→ **Exercise**: Each entry is to be given again exactly; drop the images.
=== Records supplied ===
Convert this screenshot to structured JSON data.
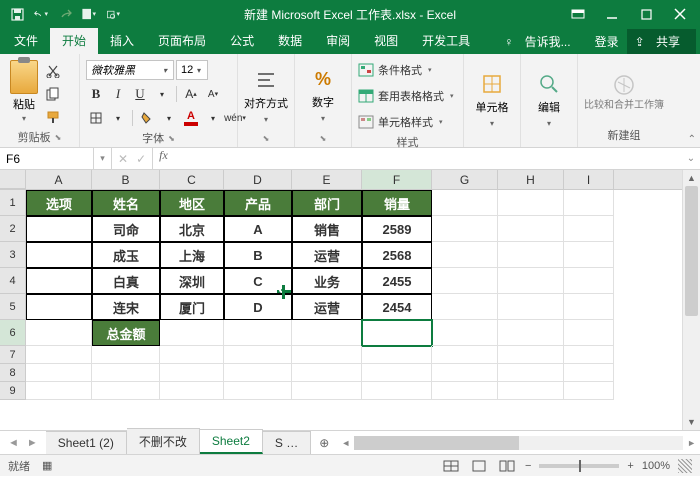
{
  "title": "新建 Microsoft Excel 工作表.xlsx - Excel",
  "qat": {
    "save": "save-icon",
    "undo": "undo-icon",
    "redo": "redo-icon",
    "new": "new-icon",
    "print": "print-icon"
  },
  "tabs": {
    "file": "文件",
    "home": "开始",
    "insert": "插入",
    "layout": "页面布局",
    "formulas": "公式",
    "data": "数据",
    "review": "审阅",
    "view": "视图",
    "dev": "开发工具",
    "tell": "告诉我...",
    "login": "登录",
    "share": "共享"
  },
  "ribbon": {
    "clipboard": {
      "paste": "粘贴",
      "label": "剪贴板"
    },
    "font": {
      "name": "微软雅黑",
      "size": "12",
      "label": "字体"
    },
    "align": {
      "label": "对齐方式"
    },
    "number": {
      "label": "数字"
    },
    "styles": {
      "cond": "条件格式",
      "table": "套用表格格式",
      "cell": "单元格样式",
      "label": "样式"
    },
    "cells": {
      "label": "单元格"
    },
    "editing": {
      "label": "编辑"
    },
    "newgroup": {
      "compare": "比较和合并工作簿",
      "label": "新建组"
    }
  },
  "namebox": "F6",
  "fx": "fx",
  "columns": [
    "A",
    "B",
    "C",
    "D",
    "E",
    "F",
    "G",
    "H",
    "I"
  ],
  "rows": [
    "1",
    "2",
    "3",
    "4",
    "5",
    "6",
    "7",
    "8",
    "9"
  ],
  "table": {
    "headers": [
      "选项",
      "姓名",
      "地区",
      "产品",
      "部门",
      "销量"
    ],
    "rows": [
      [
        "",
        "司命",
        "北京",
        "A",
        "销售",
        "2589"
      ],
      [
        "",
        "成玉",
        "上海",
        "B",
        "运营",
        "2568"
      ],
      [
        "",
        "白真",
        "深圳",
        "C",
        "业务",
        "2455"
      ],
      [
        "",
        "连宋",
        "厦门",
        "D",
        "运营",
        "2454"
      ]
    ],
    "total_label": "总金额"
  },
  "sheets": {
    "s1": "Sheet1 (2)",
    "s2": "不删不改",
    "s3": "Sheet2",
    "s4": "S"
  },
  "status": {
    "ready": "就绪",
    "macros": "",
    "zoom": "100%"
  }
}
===
→ **Answer to this task**:
Convert this screenshot to structured JSON data.
{
  "title": "新建 Microsoft Excel 工作表.xlsx - Excel",
  "qat": {
    "save": "save-icon",
    "undo": "undo-icon",
    "redo": "redo-icon",
    "new": "new-icon",
    "print": "print-icon"
  },
  "tabs": {
    "file": "文件",
    "home": "开始",
    "insert": "插入",
    "layout": "页面布局",
    "formulas": "公式",
    "data": "数据",
    "review": "审阅",
    "view": "视图",
    "dev": "开发工具",
    "tell": "告诉我...",
    "login": "登录",
    "share": "共享"
  },
  "ribbon": {
    "clipboard": {
      "paste": "粘贴",
      "label": "剪贴板"
    },
    "font": {
      "name": "微软雅黑",
      "size": "12",
      "label": "字体"
    },
    "align": {
      "label": "对齐方式"
    },
    "number": {
      "label": "数字"
    },
    "styles": {
      "cond": "条件格式",
      "table": "套用表格格式",
      "cell": "单元格样式",
      "label": "样式"
    },
    "cells": {
      "label": "单元格"
    },
    "editing": {
      "label": "编辑"
    },
    "newgroup": {
      "compare": "比较和合并工作簿",
      "label": "新建组"
    }
  },
  "namebox": "F6",
  "fx": "fx",
  "columns": [
    "A",
    "B",
    "C",
    "D",
    "E",
    "F",
    "G",
    "H",
    "I"
  ],
  "rows": [
    "1",
    "2",
    "3",
    "4",
    "5",
    "6",
    "7",
    "8",
    "9"
  ],
  "table": {
    "headers": [
      "选项",
      "姓名",
      "地区",
      "产品",
      "部门",
      "销量"
    ],
    "rows": [
      [
        "",
        "司命",
        "北京",
        "A",
        "销售",
        "2589"
      ],
      [
        "",
        "成玉",
        "上海",
        "B",
        "运营",
        "2568"
      ],
      [
        "",
        "白真",
        "深圳",
        "C",
        "业务",
        "2455"
      ],
      [
        "",
        "连宋",
        "厦门",
        "D",
        "运营",
        "2454"
      ]
    ],
    "total_label": "总金额"
  },
  "sheets": {
    "s1": "Sheet1 (2)",
    "s2": "不删不改",
    "s3": "Sheet2",
    "s4": "S"
  },
  "status": {
    "ready": "就绪",
    "macros": "",
    "zoom": "100%"
  }
}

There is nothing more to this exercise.